Memento mori — remember you must die. And for those who see it coming and want to ease the transition, there’s hospice.
“The dying process is extremely important and is one that needs to be cherished and celebrated. Would you prefer to be lying in your own bed or in a hospital?” queried HomeCare & Hospice of the Valley founder Markey Butler. “96 percent of all Americans want to die at home. Having specialized caregivers who understand how to work at the end of the life is extremely important.”
For 10 years this Halloween, Hospice of the Valley has provided just that. Butler, a nurse by training, retired here and was on the board of Roaring Fork Hospice when Valley View Hospital shuttered it. A movement built to replace the service and, with support from both Valley View and Aspen Valley hospitals, Butler agreed to run the show.
It’s something of an uphill battle.
“Physicians are trained to treat,” Butler said. “When to move from cure to care is a hard conversation.”
There’s also the matter of public perception.

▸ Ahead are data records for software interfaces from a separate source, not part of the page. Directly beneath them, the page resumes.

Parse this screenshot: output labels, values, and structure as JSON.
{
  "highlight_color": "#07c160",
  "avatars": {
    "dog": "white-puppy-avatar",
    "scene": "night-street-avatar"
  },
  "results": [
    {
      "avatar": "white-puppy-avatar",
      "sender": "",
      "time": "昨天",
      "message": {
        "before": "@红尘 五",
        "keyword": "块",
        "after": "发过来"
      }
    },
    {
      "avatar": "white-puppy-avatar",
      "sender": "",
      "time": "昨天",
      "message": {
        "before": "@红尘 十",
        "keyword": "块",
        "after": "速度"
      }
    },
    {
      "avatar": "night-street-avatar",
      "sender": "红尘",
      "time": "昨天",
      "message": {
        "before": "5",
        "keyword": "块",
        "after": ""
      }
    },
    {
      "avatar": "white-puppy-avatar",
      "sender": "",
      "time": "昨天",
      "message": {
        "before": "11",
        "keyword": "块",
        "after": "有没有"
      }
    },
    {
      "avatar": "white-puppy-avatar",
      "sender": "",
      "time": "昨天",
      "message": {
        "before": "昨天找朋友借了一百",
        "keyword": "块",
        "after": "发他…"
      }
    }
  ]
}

Most folks do their best to avoid thinking about death until they’re faced with it, and then there’s a perception that end-of-life palliative care is “giving up.” Butler sees it as anything but.
“We’re all about hope — working through the bucket list,” she said. “You want them to go out with friends or get to the top of Aspen Mountain or go fishing.”
As such, the idea that hospice is just a morphine drip for the last few days of life is also erroneous.
“We use so many different medications that it’s ridiculous,” Butler said. “If we’re in there two days, we’re not really doing good hospice care.”
Through the homecare program, some folks even continue treatment while benefiting from their own familiar surroundings. Hospice also offers emotional support, through tough decisions and through into bereavement.
“If you’ve never been around death, it can be terrifying,” she said. “People feel helpless, isolated, afraid, unsure, and panicked because they don’t know what they should do.”
It can be particularly tricky when someone is incapacitated and hasn’t left clear instructions or designated a power of attorney. Butler encourages anyone teenaged or older to have advanced directives — through a form on the state website or organizations like Five Wishes — and update them every five years. In many cases, you don’t even need a lawyer.
There’s also the relatively new factor of assisted suicide, which Colorado legalized (albeit with significant requirements and limitations) beginning last year. So far, however, only around 60 people have taken that option statewide, and just a handful in Hospice of the Valley’s 6,000 square mile service area. With around 90 employees, 130 homecare patients and 50 hospice patients, the organization’s focus is very much on the living.
It helps that pretty much all insurance plans cover the program, although reimbursement to the agency itself is “lousy.” To help offset that cost, the organization is holding a series of fundraisers — July 26 at the Pan and Fork in River Valley Ranch, Sept. 6 at the T Lazy 7 in Aspen and Sept. 26 at the Country Club of the Rockies in Edwards. For more information, visit hchotv.org.
Savor the Journey
What: Cowboy-themed fundraiser with food, libations and live music from the Bo Hale Band
When: 5:30 to 8 p.m. July 26
Where: 303 River Valley Ranch Rd.
How much: $100